How many of the lines in the data contain "kind"? Give only the number.

------ Data supplied

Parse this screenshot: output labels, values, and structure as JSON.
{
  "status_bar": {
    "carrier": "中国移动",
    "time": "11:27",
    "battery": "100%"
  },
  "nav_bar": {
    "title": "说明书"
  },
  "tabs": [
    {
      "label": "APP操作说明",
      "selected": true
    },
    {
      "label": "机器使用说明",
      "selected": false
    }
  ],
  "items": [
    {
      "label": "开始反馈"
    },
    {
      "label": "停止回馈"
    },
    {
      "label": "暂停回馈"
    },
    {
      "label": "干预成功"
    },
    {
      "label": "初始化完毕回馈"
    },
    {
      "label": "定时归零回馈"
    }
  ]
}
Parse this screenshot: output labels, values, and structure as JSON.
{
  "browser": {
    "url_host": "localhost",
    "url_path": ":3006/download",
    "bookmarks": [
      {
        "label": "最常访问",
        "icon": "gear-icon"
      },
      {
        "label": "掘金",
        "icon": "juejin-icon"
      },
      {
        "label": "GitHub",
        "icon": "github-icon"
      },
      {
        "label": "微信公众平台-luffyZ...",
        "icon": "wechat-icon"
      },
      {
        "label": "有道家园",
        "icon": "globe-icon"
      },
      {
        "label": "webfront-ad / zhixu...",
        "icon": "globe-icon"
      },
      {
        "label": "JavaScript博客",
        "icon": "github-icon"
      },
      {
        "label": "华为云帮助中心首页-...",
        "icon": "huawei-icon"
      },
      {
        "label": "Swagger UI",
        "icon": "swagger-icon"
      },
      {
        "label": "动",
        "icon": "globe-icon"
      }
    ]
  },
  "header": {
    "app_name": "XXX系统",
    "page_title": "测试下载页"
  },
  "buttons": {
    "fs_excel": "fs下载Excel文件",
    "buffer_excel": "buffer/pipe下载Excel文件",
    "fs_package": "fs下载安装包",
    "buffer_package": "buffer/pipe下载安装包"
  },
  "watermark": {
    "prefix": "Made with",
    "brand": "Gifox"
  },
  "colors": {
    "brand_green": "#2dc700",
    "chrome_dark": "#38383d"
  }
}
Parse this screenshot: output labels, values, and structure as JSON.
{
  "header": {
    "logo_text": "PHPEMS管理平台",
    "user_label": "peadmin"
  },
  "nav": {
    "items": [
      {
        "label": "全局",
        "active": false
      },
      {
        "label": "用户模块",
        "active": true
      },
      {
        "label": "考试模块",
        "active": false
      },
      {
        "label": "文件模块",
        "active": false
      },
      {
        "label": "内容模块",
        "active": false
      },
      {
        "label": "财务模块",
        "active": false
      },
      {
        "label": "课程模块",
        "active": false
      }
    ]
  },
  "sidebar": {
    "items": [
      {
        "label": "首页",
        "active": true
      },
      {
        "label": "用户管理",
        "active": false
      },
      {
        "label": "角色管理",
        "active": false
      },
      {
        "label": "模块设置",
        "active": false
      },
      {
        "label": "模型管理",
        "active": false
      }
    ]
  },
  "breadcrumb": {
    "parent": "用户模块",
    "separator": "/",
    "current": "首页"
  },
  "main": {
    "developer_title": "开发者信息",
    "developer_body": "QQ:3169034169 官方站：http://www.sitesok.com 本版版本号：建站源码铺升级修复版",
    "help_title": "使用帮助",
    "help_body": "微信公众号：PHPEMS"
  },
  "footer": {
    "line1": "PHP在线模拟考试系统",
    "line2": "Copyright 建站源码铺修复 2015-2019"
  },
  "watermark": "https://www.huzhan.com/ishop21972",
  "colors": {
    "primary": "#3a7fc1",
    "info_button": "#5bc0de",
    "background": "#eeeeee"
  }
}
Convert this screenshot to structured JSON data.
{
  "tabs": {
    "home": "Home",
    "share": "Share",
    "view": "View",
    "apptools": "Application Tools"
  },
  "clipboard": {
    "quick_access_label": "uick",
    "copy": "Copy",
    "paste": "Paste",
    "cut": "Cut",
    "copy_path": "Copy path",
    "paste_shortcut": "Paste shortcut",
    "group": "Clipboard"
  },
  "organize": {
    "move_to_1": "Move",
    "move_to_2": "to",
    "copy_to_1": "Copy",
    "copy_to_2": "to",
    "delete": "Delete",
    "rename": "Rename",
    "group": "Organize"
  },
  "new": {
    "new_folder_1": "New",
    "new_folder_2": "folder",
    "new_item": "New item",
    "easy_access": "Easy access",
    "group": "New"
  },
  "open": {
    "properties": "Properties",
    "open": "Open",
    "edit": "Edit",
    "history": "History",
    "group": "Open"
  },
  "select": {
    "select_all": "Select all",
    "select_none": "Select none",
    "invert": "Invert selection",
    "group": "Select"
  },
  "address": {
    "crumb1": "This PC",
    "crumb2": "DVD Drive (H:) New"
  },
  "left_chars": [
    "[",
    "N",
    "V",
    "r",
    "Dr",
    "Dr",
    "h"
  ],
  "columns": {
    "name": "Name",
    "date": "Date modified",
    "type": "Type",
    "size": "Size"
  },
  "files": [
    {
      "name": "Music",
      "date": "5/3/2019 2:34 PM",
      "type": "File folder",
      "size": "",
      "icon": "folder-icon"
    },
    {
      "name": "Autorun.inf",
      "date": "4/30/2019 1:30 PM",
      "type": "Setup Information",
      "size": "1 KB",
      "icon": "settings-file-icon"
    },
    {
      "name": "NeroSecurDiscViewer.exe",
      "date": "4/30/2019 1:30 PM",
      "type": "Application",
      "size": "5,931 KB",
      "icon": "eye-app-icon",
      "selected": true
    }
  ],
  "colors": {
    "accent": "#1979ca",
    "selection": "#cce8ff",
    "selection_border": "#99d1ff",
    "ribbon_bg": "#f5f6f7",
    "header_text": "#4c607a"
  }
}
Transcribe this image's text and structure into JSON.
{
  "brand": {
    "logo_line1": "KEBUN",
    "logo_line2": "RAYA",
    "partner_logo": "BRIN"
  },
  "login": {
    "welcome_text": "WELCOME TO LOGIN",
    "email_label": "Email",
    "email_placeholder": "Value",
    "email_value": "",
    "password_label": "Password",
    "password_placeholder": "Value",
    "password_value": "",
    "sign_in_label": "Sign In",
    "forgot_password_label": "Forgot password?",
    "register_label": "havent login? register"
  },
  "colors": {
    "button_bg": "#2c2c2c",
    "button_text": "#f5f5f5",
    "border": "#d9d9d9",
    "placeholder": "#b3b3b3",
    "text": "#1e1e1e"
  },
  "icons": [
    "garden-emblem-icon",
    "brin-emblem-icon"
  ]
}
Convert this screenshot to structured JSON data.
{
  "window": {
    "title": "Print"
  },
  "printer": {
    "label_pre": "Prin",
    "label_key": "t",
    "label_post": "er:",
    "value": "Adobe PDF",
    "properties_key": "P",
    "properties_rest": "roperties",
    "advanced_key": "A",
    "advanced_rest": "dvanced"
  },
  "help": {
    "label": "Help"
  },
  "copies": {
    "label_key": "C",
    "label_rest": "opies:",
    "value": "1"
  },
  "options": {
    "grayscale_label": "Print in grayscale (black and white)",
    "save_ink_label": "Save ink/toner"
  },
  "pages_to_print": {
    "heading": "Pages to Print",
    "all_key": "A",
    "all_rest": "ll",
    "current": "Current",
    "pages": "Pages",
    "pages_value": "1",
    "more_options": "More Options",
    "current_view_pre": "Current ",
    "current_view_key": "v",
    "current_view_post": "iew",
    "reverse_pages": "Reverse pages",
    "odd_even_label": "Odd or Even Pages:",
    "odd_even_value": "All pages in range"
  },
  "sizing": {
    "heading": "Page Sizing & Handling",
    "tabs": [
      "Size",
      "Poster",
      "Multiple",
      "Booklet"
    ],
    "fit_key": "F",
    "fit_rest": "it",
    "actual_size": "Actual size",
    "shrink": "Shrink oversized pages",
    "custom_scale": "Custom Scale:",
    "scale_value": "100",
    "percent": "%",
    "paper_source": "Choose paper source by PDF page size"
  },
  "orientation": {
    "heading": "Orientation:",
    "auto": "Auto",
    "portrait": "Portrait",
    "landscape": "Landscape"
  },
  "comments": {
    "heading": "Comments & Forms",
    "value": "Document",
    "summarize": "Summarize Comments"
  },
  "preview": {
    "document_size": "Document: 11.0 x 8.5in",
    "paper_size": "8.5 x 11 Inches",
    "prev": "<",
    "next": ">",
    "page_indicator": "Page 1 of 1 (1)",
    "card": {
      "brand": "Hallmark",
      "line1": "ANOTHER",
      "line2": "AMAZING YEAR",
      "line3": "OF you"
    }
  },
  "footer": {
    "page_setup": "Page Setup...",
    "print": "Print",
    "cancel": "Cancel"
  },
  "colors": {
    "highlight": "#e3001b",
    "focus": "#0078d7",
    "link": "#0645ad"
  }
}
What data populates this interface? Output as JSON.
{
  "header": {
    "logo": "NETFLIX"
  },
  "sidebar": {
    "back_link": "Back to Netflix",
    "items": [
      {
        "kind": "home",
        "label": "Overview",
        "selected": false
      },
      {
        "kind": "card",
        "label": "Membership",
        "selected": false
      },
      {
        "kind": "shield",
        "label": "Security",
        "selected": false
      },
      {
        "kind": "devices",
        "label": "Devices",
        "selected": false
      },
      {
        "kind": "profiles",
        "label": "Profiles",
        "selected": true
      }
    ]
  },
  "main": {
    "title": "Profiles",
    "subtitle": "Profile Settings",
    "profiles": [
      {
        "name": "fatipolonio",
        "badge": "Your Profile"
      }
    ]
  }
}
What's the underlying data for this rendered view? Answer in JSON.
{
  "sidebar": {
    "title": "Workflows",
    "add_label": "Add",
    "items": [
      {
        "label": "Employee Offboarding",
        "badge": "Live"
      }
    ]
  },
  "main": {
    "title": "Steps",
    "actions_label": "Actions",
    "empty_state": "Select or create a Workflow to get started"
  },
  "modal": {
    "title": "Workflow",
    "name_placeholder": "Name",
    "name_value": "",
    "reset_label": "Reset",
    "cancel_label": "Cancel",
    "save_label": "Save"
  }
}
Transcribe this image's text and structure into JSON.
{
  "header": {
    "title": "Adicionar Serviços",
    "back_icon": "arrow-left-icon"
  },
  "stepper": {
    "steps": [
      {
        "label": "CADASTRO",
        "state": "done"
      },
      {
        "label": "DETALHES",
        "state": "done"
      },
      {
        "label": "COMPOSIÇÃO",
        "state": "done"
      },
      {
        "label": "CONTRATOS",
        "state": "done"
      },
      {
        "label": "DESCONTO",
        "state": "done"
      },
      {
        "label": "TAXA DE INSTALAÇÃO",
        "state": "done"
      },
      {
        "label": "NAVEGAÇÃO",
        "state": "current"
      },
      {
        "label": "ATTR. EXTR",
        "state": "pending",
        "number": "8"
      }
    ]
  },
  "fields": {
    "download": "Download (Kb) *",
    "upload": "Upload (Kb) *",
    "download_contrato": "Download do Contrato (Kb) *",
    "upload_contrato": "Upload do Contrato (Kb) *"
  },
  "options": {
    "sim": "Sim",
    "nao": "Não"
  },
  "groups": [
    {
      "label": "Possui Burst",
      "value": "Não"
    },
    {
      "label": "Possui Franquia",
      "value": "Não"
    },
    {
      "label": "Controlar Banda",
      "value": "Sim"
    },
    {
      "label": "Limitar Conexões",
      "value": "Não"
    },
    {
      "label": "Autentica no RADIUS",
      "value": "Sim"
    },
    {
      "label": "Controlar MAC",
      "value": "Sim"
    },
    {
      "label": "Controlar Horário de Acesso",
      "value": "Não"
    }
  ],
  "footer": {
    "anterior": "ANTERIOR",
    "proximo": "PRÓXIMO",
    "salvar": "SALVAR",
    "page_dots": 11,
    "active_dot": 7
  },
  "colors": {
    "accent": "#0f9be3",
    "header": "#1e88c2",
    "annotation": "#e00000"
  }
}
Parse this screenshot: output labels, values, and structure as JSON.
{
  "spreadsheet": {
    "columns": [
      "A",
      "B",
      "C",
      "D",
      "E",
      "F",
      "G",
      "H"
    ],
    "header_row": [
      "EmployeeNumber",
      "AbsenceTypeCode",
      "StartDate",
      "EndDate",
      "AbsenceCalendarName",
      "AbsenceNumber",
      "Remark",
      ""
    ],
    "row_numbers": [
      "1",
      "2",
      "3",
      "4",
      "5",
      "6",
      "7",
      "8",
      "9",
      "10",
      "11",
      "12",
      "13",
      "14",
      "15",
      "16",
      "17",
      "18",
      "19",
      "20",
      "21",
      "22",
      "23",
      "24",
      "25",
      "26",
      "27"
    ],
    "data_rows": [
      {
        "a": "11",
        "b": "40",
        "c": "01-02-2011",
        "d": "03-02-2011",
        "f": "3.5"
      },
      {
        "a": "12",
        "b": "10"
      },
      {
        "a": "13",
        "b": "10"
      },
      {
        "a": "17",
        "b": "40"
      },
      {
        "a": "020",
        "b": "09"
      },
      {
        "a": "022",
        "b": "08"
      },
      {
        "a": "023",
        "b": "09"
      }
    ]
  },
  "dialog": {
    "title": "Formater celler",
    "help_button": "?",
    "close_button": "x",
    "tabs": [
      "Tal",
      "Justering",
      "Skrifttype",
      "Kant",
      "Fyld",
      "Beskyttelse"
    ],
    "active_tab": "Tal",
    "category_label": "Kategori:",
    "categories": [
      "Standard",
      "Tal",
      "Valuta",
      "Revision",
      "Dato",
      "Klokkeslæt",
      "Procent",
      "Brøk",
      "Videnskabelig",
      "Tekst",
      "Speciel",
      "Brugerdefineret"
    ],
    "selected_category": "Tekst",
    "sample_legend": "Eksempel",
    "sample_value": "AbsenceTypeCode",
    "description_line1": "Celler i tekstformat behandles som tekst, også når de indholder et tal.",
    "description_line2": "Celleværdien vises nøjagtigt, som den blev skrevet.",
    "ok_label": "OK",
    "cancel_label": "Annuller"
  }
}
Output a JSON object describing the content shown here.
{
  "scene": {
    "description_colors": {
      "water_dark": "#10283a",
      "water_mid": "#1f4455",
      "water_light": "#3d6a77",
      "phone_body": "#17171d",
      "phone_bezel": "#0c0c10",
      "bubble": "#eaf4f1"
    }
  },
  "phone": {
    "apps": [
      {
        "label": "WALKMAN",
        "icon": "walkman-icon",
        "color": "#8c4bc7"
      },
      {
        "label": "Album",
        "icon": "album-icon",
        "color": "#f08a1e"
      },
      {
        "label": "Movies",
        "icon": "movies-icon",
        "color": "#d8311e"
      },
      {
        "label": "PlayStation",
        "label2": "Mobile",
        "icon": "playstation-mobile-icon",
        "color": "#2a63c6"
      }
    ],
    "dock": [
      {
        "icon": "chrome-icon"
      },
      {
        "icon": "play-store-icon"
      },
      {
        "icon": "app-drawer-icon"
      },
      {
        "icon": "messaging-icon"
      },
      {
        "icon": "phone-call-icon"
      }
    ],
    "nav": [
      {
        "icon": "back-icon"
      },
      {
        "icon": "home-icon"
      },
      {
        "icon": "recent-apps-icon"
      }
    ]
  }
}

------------

▶ _Result of this task_:
5